The government has launched a consultation on sexual harassment in the workplace, seeking views on how the law can be strengthened to better address what it describes as "a problem that persists at a startling rate". The consultation, which closes on 2 October 2019, focuses on four areas: prevention of sexual harassment in the workplace, third party harassment, protection of volunteers and interns and employment tribunal time limits. This short article will look at the proposals in turn.
Preventing sexual harassment in the workplace
The consultation states that the current legal framework sets out clear protections against, and liability for, sexual harassment in the workplace, but highlights that employers are not doing enough to prevent harassment happening in the first place.
Work is underway to introduce a statutory code of practice to help employers better understand what is expected of them and in particular the meaning of "all reasonable steps" to prevent harassment.
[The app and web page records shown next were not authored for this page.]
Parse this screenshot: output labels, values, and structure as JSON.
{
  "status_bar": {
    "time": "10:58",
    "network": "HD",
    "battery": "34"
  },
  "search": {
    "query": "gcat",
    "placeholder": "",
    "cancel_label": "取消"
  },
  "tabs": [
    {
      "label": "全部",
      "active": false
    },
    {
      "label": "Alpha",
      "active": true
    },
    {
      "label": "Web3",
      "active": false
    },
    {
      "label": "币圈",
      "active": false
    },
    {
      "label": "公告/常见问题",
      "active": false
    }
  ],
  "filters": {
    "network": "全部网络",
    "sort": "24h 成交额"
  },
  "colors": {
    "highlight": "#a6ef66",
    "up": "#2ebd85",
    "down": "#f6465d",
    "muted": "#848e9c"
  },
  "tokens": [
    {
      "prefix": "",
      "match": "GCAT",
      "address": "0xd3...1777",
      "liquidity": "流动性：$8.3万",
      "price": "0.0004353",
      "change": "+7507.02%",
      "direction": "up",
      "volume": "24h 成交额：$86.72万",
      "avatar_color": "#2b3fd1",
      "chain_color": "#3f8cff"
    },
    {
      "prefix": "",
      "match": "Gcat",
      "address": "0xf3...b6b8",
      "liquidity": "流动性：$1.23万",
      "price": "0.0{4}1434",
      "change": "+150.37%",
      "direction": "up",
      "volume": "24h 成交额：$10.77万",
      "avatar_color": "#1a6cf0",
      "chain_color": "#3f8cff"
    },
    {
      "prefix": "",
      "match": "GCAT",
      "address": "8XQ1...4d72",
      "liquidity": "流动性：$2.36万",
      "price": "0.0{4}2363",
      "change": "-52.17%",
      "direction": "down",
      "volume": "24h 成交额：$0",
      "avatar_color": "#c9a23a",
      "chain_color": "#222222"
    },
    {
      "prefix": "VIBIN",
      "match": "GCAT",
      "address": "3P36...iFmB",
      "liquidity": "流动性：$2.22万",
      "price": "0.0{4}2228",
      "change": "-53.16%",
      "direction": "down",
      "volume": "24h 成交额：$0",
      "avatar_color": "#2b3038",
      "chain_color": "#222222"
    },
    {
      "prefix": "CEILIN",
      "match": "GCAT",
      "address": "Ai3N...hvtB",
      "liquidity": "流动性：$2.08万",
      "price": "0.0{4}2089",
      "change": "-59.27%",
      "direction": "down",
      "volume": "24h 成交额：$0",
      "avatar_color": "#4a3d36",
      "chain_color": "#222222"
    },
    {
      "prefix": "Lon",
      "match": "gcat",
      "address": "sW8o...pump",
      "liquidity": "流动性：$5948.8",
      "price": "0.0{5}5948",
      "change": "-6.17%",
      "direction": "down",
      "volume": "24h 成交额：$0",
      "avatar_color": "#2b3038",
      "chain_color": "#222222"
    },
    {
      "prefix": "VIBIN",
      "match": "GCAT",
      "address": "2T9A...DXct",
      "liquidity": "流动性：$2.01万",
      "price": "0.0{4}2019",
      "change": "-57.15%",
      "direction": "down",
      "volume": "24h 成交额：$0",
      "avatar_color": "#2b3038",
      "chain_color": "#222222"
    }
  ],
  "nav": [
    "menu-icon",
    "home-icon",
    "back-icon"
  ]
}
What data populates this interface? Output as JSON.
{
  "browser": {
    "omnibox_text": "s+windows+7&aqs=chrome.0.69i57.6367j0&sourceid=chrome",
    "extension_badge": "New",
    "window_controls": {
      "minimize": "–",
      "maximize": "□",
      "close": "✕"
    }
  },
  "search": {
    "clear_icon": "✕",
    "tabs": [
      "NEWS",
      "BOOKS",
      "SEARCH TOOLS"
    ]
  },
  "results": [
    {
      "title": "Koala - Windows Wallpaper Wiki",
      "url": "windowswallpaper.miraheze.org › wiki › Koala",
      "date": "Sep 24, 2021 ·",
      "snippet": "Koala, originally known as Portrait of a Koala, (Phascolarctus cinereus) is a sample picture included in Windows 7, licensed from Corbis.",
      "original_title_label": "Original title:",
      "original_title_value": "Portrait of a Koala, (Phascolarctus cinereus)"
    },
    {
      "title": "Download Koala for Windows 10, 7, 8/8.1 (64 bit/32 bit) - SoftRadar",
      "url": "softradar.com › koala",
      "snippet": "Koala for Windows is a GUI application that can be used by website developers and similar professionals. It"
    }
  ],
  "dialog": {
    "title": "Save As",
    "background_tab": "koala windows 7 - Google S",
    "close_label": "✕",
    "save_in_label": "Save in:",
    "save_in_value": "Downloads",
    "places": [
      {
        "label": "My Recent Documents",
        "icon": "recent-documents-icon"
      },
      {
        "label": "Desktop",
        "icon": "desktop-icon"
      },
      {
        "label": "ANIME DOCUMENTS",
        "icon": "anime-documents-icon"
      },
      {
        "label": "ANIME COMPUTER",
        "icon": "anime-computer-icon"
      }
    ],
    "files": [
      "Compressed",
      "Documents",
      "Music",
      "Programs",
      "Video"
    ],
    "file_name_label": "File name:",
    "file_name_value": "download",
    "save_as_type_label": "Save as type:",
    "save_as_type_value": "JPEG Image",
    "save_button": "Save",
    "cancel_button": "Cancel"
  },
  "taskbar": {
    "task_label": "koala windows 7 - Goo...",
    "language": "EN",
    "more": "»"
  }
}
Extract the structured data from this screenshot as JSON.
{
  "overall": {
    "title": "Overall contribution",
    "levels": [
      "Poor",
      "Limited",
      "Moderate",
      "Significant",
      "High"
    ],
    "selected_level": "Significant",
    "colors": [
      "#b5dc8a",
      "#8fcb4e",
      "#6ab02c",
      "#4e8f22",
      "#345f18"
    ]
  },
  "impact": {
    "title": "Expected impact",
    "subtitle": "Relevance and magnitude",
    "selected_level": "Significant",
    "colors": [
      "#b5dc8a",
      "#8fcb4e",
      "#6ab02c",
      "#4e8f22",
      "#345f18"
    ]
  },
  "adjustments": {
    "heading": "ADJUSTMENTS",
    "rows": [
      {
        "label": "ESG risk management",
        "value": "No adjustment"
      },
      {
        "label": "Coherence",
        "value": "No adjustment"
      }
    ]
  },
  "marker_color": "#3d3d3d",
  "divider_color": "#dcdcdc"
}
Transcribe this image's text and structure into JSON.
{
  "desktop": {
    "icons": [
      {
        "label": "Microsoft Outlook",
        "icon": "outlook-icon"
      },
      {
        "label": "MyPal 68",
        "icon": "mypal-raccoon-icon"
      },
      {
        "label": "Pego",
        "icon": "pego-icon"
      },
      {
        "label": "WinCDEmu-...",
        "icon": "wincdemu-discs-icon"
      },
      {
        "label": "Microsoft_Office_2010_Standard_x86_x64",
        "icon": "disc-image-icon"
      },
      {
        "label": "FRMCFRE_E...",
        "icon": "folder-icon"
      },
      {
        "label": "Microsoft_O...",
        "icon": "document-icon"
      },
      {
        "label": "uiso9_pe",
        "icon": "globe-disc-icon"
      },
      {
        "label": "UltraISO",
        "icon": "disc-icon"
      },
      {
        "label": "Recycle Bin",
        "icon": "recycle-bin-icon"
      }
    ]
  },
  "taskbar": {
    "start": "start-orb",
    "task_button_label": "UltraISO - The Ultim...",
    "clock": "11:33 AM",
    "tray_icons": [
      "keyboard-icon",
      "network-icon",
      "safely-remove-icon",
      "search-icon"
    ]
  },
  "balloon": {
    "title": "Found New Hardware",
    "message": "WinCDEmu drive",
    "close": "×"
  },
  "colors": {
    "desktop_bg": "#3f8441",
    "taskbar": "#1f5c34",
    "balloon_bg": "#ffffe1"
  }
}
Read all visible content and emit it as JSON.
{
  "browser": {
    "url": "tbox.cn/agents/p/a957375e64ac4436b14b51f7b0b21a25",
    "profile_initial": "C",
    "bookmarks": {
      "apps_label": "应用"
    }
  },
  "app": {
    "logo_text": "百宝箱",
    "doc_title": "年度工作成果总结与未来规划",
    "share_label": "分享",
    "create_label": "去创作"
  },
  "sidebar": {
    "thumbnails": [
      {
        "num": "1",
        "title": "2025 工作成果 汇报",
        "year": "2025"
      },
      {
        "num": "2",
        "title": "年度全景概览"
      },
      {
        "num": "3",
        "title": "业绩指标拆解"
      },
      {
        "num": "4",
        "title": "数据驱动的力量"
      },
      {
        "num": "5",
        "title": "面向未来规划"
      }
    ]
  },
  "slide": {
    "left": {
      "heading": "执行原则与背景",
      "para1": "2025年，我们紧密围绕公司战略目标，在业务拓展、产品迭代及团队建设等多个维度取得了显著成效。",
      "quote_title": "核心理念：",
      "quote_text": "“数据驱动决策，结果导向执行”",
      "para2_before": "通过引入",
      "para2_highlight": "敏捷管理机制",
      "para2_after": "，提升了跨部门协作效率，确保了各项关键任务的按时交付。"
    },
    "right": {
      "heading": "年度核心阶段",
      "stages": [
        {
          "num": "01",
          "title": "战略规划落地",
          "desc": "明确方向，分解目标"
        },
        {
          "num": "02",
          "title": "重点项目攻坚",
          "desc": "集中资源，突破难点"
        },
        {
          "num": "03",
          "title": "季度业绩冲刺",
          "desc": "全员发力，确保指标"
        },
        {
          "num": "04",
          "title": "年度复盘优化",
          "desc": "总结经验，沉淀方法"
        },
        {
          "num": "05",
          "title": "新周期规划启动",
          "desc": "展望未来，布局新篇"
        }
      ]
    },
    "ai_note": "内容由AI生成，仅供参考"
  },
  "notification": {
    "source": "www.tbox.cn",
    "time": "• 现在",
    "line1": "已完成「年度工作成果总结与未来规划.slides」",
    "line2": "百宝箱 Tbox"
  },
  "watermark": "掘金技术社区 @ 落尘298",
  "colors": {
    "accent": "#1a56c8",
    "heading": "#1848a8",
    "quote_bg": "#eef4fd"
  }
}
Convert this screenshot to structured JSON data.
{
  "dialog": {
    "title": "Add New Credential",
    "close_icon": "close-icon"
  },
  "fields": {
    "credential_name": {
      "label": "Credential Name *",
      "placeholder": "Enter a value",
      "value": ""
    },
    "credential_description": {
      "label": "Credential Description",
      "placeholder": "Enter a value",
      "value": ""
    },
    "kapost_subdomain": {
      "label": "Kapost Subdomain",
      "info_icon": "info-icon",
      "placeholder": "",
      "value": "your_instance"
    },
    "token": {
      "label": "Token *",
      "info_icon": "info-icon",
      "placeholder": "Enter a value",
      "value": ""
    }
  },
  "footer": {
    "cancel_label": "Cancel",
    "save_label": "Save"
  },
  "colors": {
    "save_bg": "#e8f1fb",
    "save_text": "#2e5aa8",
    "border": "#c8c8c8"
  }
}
The "reasonable steps" as a concept already exists in the Equality Act to provide an employer with a defence against liability for harassment carried out by their employees. However, the consultation goes further and seeks views on whether a mandatory duty should be introduced requiring employers to put measures in place and to take the practical steps envisaged as part of the "reasonable steps" concept – a pro-active duty to prevent unlawful conduct, not just a defence after the event.
In addition, the consultation discusses the enforcement options for such a duty, including compensation for breach of up to 13 weeks' pay, modelled on the current protective award for an employer's failure to collectively consult on a TUPE transfer, and a possible option to introduce a reporting obligation to incentivise employers, through transparency, to put measures in place .
Third party harassment
Following the repeal in 2013 of the then third party harassment provisions, the government is proposing to re-introduce explicit statutory protection, and employer liability, in circumstances where an employee is subjected to harassment by a third party, such as a client or customer. Previously, such harassment had to have occurred on at least two occasions for the employer to be liable. The consultation states that the "three strikes" approach was flawed and is looking at a different formulation for the re-instated protection. Options include triggering protection after one incident, or alternatively that it should be triggered where an employer is aware that harassment is likely to occur, without a need for a previous incident.
Volunteers and interns
Volunteers are not currently protected against harassment – or indeed other types of discrimination - under the Equality Act. The same applies to those interns who do not satisfy the employment test under the Act. Recognising the particular vulnerabilities for these groups, the consultation is looking at ways to extend not just protection against sexual harassment, but other forms of discrimination too, to volunteers and to ensure all interns are covered.
Employment tribunal time limits
Concerns have been expressed for some time that the time limit of three months for bringing an employment tribunal claim is too short, thus creating a barrier to justice, particularly in circumstances where the employee has suffered discrimination, including harassment. Recognising that it would be unfounded to look at sexual harassment in isolation, the government is seeking views on whether the three month time limit is sufficient for bringing an Equality Act claim, whether there should be a different time limit for particular types of claim - such as sexual harassment or pregnancy and maternity discrimination - and, in relation to both questions, what that time limit should be. It is not concerned with the time limit for other types of employment claims, such as unfair dismissal.
The #metoo movement in particular has revealed a worrying level of sexual harassment in the workplace and it is clear from the consultation that the government believes more can and should be done to tackle it and to protect victims. A mandatory duty, particularly if coupled with effective enforcement, is likely to encourage those employers who are not already doing so to take steps to prevent and deal with harassment in the workplace. However, employers will surely be wondering what such a duty would look like. We will have to await the statutory code (the first indication of what this may entail is expected later this year) and, of course, the outcome of the consultation. However, those employers who already take steps to create a culture where harassment is not tolerated, who take complaints of harassment seriously and deal with them effectively, who provide constructive equal opportunities training and have effective and well publicised policies in place, are unlikely to find any new duty overly burdensome.
Making changes to employment tribunal time limits may pose more of a hurdle for the government. Even if applied consistently across all claims under the Equality Act, it is hard to see how such a regime can successfully interact with other types of employment claims, including for unfair dismissal. Often brought in conjunction with discrimination claims, there are likely to be significant challenges if they are subject to different time limits.
Finally, it is interesting to note that although the consultation is focused on sexual harassment on the back of #metoo as well as recent reports on its prevalence and damaging effects, the government stresses that the options discussed in the consultation apply equally to all forms of harassment, such as on grounds of race, sexual orientation, disability and age.